It is a well-established fact that crony capitalists thrived under the socialist regimes of the Congress. Ambani or Adani are not Modi creations. In Gujarat the fact is that Modi created an overall business friendly ecosystem. Even small-scale industry thrived. People from many other states went and invested in Gujarat grew fast. Adani’s growth ought not to be an issue if others are also allowed due space to thrive. However, it was not appropriate of Modi to personally preside over Adani signing mining contracts in Australia.
What about his self-promotion pageants abroad?
Pageantry apart, one area where Modi has undoubtedly made a substantial difference is in the foreign policy domain. The Congress had ignored this crucial area and put India in a very vulnerable position. Modi is determined to fix this with urgency. If in the process, he indulges in some amount of extra hoopla, so be it. No doubt he loves himself, even though self-love is not a bad thing if it’s not out of control. However, when the performance is not in sync with image, then it risks looking exaggerated.
Like you, there were several academics, analysts and journalists who openly supported Modi in the campaign. Do they agree with you?

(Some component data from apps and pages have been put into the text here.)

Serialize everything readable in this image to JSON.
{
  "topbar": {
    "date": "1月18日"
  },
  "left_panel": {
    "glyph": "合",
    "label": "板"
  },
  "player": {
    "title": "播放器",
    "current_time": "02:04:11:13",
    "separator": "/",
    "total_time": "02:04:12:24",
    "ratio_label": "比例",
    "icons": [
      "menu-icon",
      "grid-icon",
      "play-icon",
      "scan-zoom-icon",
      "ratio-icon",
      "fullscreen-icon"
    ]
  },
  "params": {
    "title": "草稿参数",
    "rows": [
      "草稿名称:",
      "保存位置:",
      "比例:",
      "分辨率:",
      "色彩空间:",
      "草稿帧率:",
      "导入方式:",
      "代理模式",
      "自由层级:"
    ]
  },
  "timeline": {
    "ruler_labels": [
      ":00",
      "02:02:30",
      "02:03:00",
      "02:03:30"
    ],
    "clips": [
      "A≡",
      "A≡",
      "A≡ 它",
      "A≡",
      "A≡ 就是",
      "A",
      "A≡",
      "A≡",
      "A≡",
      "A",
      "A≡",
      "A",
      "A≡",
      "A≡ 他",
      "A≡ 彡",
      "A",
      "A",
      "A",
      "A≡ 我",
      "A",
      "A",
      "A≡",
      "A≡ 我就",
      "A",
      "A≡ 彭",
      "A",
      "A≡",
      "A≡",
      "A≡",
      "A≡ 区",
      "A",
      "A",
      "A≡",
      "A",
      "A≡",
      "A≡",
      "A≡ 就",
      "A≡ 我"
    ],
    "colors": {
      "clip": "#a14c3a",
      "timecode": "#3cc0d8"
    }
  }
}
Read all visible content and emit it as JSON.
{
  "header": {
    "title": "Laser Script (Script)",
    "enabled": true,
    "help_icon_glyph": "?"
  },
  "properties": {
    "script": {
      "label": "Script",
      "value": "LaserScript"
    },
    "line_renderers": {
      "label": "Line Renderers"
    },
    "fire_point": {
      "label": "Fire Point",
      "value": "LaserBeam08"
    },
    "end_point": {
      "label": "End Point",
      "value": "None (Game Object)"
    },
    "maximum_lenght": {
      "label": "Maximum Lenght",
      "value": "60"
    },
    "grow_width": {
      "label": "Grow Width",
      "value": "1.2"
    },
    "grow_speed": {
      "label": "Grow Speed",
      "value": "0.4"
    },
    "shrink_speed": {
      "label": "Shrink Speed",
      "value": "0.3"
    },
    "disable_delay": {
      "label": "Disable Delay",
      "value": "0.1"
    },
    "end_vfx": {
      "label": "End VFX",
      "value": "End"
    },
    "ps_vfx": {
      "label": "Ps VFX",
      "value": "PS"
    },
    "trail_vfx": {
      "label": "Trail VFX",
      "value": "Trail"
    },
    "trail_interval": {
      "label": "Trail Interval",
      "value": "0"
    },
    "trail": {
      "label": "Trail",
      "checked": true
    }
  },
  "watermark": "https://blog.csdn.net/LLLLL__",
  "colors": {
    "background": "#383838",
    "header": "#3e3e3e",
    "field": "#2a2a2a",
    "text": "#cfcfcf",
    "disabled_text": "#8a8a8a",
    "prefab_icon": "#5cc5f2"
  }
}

All of his well-wishers are sounding alarm bells. Recently the loudest one came from Arun Shourie on Headlines Today. Either Modi is floundering because the task is too big and he doesn’t have a competent team or because he has decided he has reached the acme and doesn’t need to bother any more. The Modi we all supported was someone who seemed to care intensely to make India a global power in the best sense of the term, someone who was passionate about improving the life conditions of the most marginalised. Maybe he is preparing the ground for all that in a slow, quiet manner and we will see the results in a year or two. All I can say is people may lose their patience if they don’t see signs of visible change.
What’s your message for Modi?
Failure is not an option because India cannot afford to waste more time. People have invested their hopes in you. You cannot be timid about government reforms without which you cannot deliver your promises. If you are seen faltering or being half-hearted the backlash will be more ferocious than the tsunami of support that swept you to power.